Leslie and the Badgers
Since the 1970s I have lived my life to a soundtrack featuring Crosby, Stills, Nash, and Young, Janis Joplin, Joni Mitchell, Carole King, Donovan, Procol Harem, The Grateful Dead, James Taylor, The Moody Blues, and so on and on, and, oh yeah, Emerson, Lake, and Palmer, Traffic, Judy Collins, Joan Baez, Cat Stevens — I wish I could click an iTunes “Genius” button right now to finish the list.

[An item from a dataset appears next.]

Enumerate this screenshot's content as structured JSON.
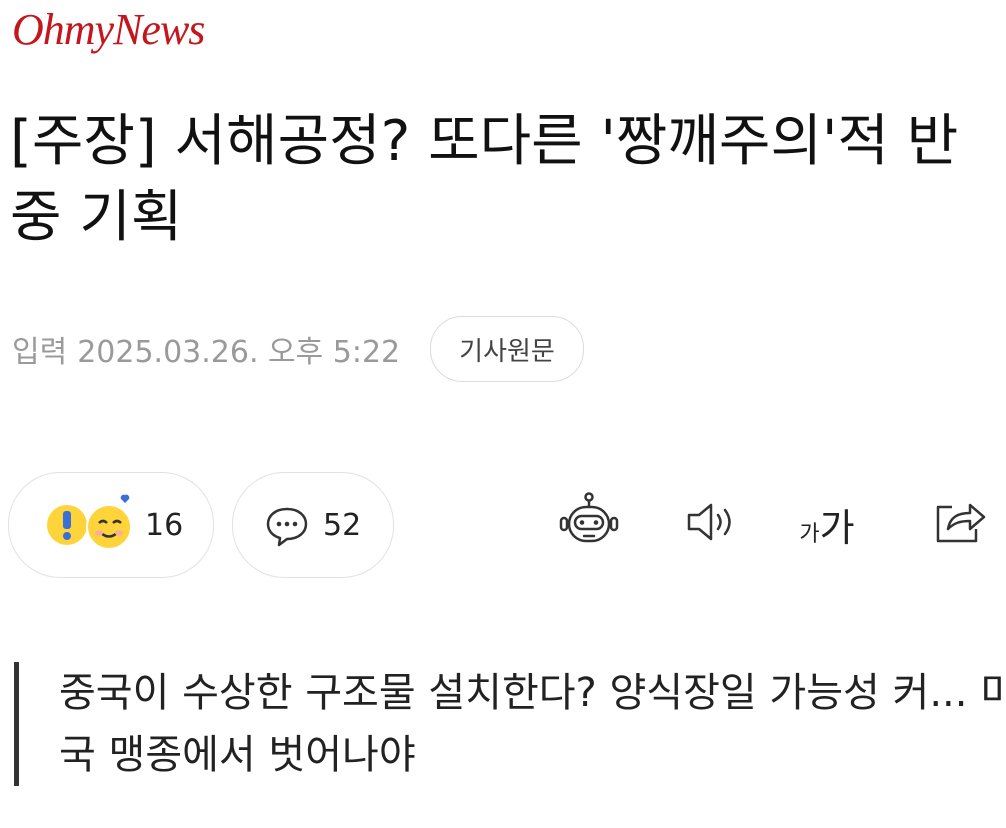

Recently I came across another group that I think I will be listening to for years, decades to come, Leslie and the Badgers. The things I love about the music of Joni Mitchell, Crosby, Stills, Nash, and Young, and Janis Joplin are what I love about the music of Leslie and the Badgers — great poetic lyrics, a lead vocalist with unbelievable range and expression, and an ensemble of fellow musicians playing a lot, and I do mean a lot, of different instruments. Playing so many instruments enables the group to give each song a fresh, unique sound. Their sound transcends categories, try a mix of country, folk, and rock performed with heart, whimsy, humor, and a desire to communicate. Is there a name for that?
Here is a list of instruments listed on “Roomful of Smoke,” their new CD: saw, marxophone, rhodes, all types of guitar (lap steel, bass, rhythm, lead, baritone, high strung, acoustic, pedal steel), accordion, horns, cigfiddle, timpani, piano, Wurlitzer Organ, drums, glockenspiel, violin, Hammond organ. They play them all, and well. Again from the “Roomful of Smoke” CD, a list of the musicians in Leslie Stevens’ backup ensemble: Glenn Oyabe, Ben Reddell, Travis Popichak, Charlene Huang, Eugene Fillios, Keven Savigar, David Bianco, James Bianco, Mandy Hoffman, and David Ralicke.
Then there is the voice of lead vocalist, Leslie Stevens—beyond words. You’ll just have to listen.
Here’s a video and some links. Go buy their stuff, check out their schedule, see them in person!